A Charm Invests A Face by Emily Dickinson
"A Charm Invests A Face" refers to Dickinson looking in a mirror with her face covered with a veil. She doesn't want to lift it or her wanted beauty (or spell) might disappear. Some see this as a metaphor for anything which is beautiful in appearance but underneith it is ugly. So we dare not try to look too close.
This is a two stanza poem made up of four lines in each. Like many of Dickinson's writings, she changes up the third line in the stanza. It goes from iambic-triameter in the first and second line to iambic-quatrameter in the fourth and finally back to iambic-triameter to end it.
Johnson number: 421
A Charm Invests A Face A charm invests a face Imperfectly beheld. The lady dare not lift her veil For fear it be dispelled. But peers beyond her mesh, And wishes, and denies, 'Lest interview annul a want That image satisfies.
Next: A Narrow Fellow in the Grass

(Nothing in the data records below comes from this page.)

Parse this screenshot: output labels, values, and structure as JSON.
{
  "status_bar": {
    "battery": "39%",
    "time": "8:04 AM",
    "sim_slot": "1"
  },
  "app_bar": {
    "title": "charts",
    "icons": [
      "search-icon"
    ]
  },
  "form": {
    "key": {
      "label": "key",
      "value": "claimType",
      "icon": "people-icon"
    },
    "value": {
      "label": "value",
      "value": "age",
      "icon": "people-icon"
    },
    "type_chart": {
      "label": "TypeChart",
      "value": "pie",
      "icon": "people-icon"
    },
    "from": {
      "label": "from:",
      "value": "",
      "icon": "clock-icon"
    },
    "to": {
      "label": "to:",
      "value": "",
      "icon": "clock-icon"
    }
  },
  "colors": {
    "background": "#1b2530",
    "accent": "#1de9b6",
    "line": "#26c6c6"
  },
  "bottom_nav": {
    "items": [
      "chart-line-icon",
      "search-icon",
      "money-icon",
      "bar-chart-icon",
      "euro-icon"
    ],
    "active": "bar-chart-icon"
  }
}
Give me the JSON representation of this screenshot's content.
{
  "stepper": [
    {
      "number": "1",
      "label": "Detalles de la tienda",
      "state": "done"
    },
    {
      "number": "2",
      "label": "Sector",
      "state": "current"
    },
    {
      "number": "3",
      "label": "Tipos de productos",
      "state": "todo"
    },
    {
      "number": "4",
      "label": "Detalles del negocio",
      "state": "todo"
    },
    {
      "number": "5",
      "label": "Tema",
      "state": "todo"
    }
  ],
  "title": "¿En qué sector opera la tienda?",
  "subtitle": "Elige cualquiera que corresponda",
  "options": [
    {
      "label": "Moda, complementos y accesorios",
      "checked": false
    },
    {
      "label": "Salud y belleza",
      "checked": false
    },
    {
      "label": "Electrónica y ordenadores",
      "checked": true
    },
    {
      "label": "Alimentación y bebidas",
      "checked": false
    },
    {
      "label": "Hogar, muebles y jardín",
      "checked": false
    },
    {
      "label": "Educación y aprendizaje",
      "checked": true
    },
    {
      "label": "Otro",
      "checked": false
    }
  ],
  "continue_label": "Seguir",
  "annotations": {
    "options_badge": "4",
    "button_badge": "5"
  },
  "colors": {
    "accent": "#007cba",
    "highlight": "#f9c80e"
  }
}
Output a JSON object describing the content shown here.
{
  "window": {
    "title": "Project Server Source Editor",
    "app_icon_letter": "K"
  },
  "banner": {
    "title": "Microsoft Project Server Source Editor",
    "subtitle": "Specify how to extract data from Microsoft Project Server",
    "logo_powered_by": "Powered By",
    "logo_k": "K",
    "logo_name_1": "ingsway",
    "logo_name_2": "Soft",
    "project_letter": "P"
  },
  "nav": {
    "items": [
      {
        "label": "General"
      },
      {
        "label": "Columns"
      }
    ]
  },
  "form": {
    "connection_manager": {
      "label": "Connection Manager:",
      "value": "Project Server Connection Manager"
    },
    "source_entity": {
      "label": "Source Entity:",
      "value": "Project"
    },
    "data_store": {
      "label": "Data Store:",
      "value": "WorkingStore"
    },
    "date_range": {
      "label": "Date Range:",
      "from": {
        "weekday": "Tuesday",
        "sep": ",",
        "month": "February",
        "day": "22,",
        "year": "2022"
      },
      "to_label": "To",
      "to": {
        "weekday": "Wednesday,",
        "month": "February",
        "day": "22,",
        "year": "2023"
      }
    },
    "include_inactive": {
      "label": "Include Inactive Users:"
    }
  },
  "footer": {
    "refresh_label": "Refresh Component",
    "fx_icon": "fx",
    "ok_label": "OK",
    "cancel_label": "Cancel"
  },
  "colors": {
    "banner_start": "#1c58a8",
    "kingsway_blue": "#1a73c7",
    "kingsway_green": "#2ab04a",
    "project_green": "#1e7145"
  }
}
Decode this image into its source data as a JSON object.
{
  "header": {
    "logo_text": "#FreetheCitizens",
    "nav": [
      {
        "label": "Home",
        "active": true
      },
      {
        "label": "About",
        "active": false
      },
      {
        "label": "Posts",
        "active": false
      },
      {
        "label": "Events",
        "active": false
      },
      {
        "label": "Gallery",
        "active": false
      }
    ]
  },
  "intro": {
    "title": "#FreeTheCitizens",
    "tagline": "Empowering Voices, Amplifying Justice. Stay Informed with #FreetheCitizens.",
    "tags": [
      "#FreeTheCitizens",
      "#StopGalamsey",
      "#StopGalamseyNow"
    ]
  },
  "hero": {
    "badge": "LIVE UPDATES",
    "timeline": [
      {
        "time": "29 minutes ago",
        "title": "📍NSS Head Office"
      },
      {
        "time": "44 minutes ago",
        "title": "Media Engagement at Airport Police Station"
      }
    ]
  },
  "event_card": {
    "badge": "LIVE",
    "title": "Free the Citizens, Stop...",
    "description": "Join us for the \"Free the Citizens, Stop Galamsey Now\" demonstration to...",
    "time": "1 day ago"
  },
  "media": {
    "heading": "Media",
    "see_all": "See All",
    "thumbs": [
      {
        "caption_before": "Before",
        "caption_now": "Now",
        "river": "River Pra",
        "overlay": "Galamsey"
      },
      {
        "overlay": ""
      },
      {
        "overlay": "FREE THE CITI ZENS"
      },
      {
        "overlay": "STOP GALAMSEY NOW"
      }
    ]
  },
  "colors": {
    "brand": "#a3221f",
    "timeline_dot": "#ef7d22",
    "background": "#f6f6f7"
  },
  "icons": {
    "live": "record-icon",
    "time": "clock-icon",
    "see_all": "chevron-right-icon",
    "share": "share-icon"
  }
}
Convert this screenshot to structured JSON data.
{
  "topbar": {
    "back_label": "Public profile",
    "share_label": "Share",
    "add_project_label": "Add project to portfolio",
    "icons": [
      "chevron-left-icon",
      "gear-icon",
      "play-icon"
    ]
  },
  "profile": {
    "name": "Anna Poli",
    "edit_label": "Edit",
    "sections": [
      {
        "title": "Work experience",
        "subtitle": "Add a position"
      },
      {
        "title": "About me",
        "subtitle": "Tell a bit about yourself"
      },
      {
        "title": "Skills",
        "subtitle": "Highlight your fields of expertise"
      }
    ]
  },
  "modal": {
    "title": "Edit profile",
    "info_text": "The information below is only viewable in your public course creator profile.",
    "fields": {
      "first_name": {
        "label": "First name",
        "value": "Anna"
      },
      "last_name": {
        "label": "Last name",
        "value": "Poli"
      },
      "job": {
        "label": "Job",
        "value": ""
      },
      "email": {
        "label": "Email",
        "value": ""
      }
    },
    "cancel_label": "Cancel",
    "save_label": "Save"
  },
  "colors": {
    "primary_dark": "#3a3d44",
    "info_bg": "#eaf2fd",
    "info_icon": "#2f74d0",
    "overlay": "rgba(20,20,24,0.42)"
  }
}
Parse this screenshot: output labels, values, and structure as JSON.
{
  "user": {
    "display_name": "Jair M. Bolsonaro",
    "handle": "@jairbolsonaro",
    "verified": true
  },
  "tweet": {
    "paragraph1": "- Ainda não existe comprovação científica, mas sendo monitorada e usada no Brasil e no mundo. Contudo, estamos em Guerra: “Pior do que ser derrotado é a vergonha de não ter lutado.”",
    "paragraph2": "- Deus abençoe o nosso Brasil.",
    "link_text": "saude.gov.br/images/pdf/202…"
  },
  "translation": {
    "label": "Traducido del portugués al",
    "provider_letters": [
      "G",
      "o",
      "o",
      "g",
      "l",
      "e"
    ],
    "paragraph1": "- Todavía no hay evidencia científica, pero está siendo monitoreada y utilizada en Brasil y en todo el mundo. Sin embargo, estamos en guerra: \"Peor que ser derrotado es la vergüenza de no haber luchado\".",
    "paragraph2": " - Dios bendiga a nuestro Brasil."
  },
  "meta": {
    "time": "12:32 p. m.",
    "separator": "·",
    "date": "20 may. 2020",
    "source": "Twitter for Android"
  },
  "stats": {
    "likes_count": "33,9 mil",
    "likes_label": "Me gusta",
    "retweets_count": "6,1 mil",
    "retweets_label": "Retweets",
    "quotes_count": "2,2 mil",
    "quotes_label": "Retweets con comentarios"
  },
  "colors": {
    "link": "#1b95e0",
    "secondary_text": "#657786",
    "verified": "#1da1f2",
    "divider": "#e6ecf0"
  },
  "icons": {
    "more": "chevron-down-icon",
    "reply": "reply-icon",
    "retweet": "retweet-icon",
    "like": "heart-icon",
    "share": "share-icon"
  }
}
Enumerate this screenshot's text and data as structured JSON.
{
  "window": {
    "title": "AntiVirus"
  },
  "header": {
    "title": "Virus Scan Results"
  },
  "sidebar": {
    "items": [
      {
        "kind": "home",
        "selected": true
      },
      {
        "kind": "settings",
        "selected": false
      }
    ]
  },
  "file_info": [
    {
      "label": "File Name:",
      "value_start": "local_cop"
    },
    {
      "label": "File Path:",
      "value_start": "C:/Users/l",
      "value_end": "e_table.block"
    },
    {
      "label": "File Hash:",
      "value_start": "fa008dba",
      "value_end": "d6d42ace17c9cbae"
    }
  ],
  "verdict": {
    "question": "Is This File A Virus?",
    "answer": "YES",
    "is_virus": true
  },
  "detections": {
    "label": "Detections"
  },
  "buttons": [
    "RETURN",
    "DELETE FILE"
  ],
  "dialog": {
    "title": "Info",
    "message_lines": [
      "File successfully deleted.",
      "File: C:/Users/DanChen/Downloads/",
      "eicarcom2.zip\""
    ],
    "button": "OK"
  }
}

Find out more information about this poem and read others like it.